Yes, we are sort of less dependent on oil than in the 1970s; yes, real oil prices are lower now than in the two 1970s shocks; and yes, crebible central banks can ensure that the oil shock will not lead to higher inflation. But the corollary of that is that the effect of the oil shock will go more into quantities (output) than into prices; thus, the growth slowdown may be more significant.
Thus, there are good reasons why this latest oil shock may have a larger impact on growth than expected by most. What matter is not just the direct stagflationary effect of this supply shock; its effect on consumer and business confidence and, thus, on aggregate demand are also important. And a debt-overburdened low-saving US consumer with little job or wage or income growth and with security concerns (from Iraq to Iran to North Korea to terrorism) may soon decide to retrench.
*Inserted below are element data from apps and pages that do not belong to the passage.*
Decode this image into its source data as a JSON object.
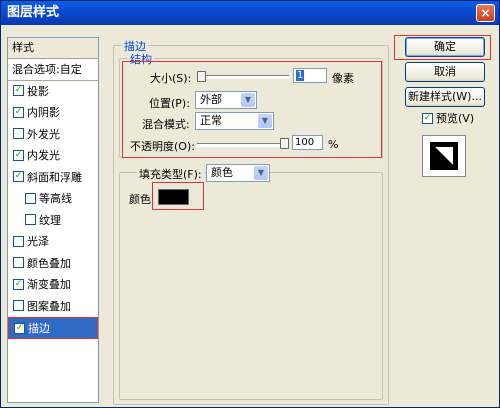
{
  "window": {
    "title": "图层样式",
    "close_glyph": "×"
  },
  "left_panel": {
    "header": "样式",
    "blend_options": "混合选项:自定",
    "items": [
      {
        "label": "投影",
        "checked": true,
        "indent": false,
        "selected": false
      },
      {
        "label": "内阴影",
        "checked": true,
        "indent": false,
        "selected": false
      },
      {
        "label": "外发光",
        "checked": false,
        "indent": false,
        "selected": false
      },
      {
        "label": "内发光",
        "checked": true,
        "indent": false,
        "selected": false
      },
      {
        "label": "斜面和浮雕",
        "checked": true,
        "indent": false,
        "selected": false
      },
      {
        "label": "等高线",
        "checked": false,
        "indent": true,
        "selected": false
      },
      {
        "label": "纹理",
        "checked": false,
        "indent": true,
        "selected": false
      },
      {
        "label": "光泽",
        "checked": false,
        "indent": false,
        "selected": false
      },
      {
        "label": "颜色叠加",
        "checked": false,
        "indent": false,
        "selected": false
      },
      {
        "label": "渐变叠加",
        "checked": true,
        "indent": false,
        "selected": false
      },
      {
        "label": "图案叠加",
        "checked": false,
        "indent": false,
        "selected": false
      },
      {
        "label": "描边",
        "checked": true,
        "indent": false,
        "selected": true
      }
    ]
  },
  "stroke": {
    "group_label": "描边",
    "structure_label": "结构",
    "size_label": "大小(S):",
    "size_value": "1",
    "size_unit": "像素",
    "position_label": "位置(P):",
    "position_value": "外部",
    "blend_label": "混合模式:",
    "blend_value": "正常",
    "opacity_label": "不透明度(O):",
    "opacity_value": "100",
    "opacity_unit": "%",
    "opacity_level": 1.0,
    "size_level": 0.0,
    "fill_type_label": "填充类型(F):",
    "fill_type_value": "颜色",
    "color_label": "颜色",
    "color_value": "#000000"
  },
  "buttons": {
    "ok": "确定",
    "cancel": "取消",
    "new_style": "新建样式(W)...",
    "preview": "预览(V)",
    "preview_checked": true
  },
  "colors": {
    "accent": "#316ac5",
    "highlight_border": "#dd3333",
    "group_label": "#0046d5"
  }
}
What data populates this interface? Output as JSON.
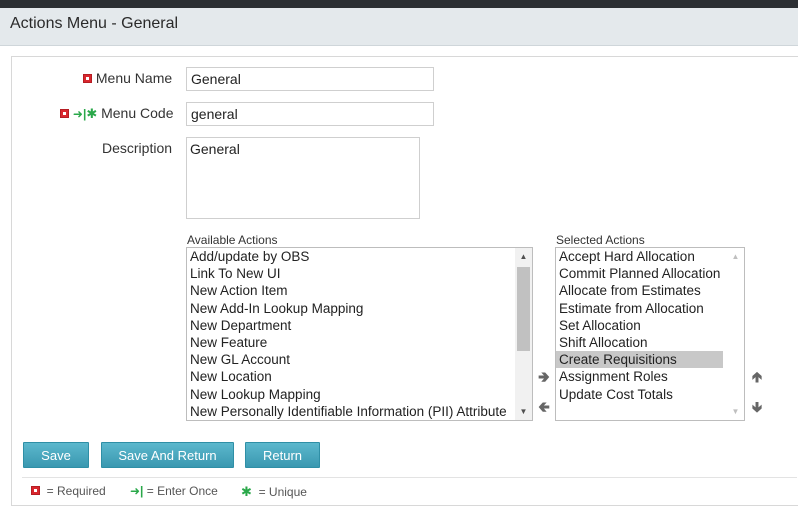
{
  "window": {
    "title": "Actions Menu - General"
  },
  "form": {
    "menu_name_label": "Menu Name",
    "menu_name_value": "General",
    "menu_code_label": "Menu Code",
    "menu_code_value": "general",
    "description_label": "Description",
    "description_value": "General"
  },
  "available_actions": {
    "caption": "Available Actions",
    "items": [
      "Add/update by OBS",
      "Link To New UI",
      "New Action Item",
      "New Add-In Lookup Mapping",
      "New Department",
      "New Feature",
      "New GL Account",
      "New Location",
      "New Lookup Mapping",
      "New Personally Identifiable Information (PII) Attribute"
    ]
  },
  "selected_actions": {
    "caption": "Selected Actions",
    "selected_item": "Create Requisitions",
    "items": [
      "Accept Hard Allocation",
      "Commit Planned Allocation",
      "Allocate from Estimates",
      "Estimate from Allocation",
      "Set Allocation",
      "Shift Allocation",
      "Create Requisitions",
      "Assignment Roles",
      "Update Cost Totals"
    ]
  },
  "buttons": {
    "save": "Save",
    "save_and_return": "Save And Return",
    "return": "Return"
  },
  "legend": {
    "required": "= Required",
    "enter_once": "= Enter Once",
    "unique": "= Unique"
  },
  "colors": {
    "required_icon": "#d9272e",
    "enter_once_icon": "#2aa84a",
    "unique_icon": "#2aa84a",
    "button": "#4aa8c0"
  }
}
I fleshed out the arguments in more detail in my recent paper with Brad Setser “The Effect of the Recent Oil Price Shock on the US and Global Economy” (August 2004).
In conclusion, the effect of oil shocks has been underestimated in terms of their impact in the past; and they may be underestimated again today by central bankers and wishful thinkers.
4 Responses to “New Global “Soft Patch” or the Beginning of a “Deep Murky Swamp”?”
October 21st,2004 The effects of oil prices increases, may also depends of what finally happens with relative prices.Increasing globalization is pushing down some prices,specially those coming from China manufacturers.So, the final effects will depends on the share each of this items count on domestic price level .On the other hand ,strong commitment by Central Banks to keep inflation under control ,gives some room to transitory increase on the spot inflation rate ,as long as the tendency inflation rate is downwards.In other words ,there is still the chance to keep easy monetary policy a little while longer. The real effect may be on the consumer and investor confidence.On this side, there is no counterbalanced effects. Best regards Erico Wulf
We must remember that oil is not just something we refine gasoline from. It is used in every component of our lives–from the plastic this keyboard is made from to fertilizer and heating oil. There is only so much the economy can absorb before this “tax” has a terrible effect on the US and global economies. I feel that this will pressure corporate earnings–I do not see how it cannot. I also see inteerest rates remaining in a lower range as a result.